Say's Phoebe Likes to Nest Under Eaves

By Dave Hanks

Thirty miles south of Burns, Oregon is a wonderful refuge called Malheur. You can travel the refuge roads another thirty miles to the southern end. Here you will find the tiny village of Frenchglen. There is a very old hotel there that is now turned into a bed and breakfast where you can stay if you don’t like to “rough it.” At the southeast corner, on the bottom edge of Steins Mountain, is a campground called Page Springs. It is here that we always stay.

There is an old outhouse, which is no longer used, that has a shelf under its eaves on the west. Here you can find nests lined up in a row. They are this year’s and previous year’s nests of the Say’s Phoebe. It’s quaint - how they are all lined up.

The Phoebe is in the Flycatcher family. They have the interesting behavior of darting out to nab an insect and then returning to the same perch. Growing in the campground are some new, small trees that have mesh fences around each one. The bird likes to perch, in the open, on these fences to watch for insects. This behavior facilitates observation and also photography.

Say’s Phoebe is 7 inches long with a gray topside and a rust colored underside. It breeds farther north than any other Flycatcher – nests having been found on the Alaska pipeline. Flycatcher is an appropriate description, as they feed exclusively on insects.

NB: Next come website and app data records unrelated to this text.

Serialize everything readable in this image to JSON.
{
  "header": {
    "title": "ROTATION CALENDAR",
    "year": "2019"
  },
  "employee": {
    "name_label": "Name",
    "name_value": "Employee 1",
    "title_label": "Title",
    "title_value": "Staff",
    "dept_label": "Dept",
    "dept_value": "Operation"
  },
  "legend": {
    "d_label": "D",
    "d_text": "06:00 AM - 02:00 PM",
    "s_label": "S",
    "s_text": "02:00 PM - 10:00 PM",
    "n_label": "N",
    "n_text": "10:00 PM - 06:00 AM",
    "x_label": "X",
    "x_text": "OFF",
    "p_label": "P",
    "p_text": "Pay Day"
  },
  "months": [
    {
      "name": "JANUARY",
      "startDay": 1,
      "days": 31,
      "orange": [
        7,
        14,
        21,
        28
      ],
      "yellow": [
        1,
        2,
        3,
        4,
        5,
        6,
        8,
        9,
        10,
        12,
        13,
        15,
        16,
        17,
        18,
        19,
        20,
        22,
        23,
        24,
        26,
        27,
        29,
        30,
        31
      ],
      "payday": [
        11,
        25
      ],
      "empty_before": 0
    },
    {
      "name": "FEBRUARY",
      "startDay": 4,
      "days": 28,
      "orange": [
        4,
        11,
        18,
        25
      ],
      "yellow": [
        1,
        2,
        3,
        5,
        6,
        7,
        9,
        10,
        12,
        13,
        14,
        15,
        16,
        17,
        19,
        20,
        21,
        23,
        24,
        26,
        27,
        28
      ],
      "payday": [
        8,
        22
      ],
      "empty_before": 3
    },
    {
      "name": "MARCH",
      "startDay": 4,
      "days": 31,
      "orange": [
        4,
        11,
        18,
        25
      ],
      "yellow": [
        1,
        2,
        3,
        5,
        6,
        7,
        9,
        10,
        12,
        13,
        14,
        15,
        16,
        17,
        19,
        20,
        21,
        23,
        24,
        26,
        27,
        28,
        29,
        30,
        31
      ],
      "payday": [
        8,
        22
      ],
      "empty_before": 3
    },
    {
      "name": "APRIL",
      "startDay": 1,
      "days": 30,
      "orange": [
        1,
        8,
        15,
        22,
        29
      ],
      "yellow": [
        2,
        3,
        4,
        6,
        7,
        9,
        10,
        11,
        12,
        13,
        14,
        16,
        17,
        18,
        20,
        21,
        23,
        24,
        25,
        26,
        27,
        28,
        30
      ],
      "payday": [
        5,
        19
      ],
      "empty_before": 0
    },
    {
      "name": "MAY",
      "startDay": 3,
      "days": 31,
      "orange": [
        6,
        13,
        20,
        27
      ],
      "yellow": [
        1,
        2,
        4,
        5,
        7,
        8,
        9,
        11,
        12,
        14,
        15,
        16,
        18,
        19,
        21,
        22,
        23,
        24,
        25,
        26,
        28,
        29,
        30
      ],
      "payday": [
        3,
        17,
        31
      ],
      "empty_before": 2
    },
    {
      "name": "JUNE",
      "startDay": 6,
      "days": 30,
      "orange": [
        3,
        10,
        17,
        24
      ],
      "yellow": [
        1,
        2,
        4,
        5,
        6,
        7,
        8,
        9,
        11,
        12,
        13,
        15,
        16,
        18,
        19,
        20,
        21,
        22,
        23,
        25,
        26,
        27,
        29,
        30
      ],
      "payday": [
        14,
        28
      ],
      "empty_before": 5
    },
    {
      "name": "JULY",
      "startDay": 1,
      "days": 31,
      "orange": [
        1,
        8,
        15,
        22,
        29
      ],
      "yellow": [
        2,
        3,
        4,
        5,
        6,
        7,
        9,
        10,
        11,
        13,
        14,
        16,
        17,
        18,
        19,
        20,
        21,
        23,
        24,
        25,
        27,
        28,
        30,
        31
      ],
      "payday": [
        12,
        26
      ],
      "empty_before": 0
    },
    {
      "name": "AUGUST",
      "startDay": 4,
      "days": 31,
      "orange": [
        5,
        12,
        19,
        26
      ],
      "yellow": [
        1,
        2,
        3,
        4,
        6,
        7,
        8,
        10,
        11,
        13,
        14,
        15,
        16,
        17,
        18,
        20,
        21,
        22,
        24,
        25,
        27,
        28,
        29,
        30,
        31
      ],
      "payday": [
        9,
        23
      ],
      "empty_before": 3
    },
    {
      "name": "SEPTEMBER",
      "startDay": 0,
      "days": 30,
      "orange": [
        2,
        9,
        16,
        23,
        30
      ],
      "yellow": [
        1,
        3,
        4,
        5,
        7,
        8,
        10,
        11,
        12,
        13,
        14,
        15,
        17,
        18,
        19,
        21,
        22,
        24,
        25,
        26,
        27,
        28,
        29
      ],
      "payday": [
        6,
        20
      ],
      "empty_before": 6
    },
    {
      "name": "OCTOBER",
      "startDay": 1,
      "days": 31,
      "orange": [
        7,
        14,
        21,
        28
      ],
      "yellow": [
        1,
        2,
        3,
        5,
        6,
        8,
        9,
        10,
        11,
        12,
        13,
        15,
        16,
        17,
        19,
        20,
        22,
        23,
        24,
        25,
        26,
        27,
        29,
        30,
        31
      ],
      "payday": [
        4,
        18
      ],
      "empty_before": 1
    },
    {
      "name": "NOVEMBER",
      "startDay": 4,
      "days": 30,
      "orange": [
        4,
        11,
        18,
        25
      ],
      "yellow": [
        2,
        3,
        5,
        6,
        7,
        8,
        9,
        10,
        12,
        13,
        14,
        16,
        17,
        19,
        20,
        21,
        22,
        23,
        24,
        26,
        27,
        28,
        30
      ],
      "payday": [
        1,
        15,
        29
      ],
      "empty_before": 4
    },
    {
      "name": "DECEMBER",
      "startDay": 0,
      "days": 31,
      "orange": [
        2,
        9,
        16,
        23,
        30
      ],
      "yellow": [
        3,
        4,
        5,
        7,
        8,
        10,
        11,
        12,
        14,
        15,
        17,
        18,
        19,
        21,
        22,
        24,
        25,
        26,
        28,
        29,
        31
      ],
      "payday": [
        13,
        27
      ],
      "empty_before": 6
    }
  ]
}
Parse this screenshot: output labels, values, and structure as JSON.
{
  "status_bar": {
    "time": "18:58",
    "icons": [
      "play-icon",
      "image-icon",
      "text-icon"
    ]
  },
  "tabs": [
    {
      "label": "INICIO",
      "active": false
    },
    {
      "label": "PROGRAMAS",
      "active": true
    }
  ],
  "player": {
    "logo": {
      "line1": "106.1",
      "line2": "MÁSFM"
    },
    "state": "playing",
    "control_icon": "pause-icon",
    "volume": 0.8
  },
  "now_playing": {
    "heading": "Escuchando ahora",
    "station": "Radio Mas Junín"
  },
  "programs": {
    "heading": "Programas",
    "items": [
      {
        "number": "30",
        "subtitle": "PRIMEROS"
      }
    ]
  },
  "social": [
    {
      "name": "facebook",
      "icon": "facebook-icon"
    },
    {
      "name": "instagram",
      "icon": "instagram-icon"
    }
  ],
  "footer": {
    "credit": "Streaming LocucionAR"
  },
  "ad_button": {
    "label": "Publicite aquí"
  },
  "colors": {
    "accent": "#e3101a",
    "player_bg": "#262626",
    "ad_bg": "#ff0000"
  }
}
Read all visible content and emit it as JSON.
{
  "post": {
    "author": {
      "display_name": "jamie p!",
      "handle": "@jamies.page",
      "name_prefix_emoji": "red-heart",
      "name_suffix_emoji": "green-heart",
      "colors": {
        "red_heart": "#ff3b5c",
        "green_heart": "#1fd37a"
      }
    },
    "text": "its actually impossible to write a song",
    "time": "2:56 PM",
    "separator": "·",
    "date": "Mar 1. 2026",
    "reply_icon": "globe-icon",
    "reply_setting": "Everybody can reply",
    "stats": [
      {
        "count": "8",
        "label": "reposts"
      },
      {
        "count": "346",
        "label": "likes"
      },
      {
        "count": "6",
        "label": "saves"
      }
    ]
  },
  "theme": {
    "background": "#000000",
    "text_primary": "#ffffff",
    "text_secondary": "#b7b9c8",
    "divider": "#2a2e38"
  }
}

Listen for a low, whistled “pit-tsee-eur” alternated with an up-slurred “chur-eur” or “phee-eur” to locate this tail wagging species.

(Sayorris saya)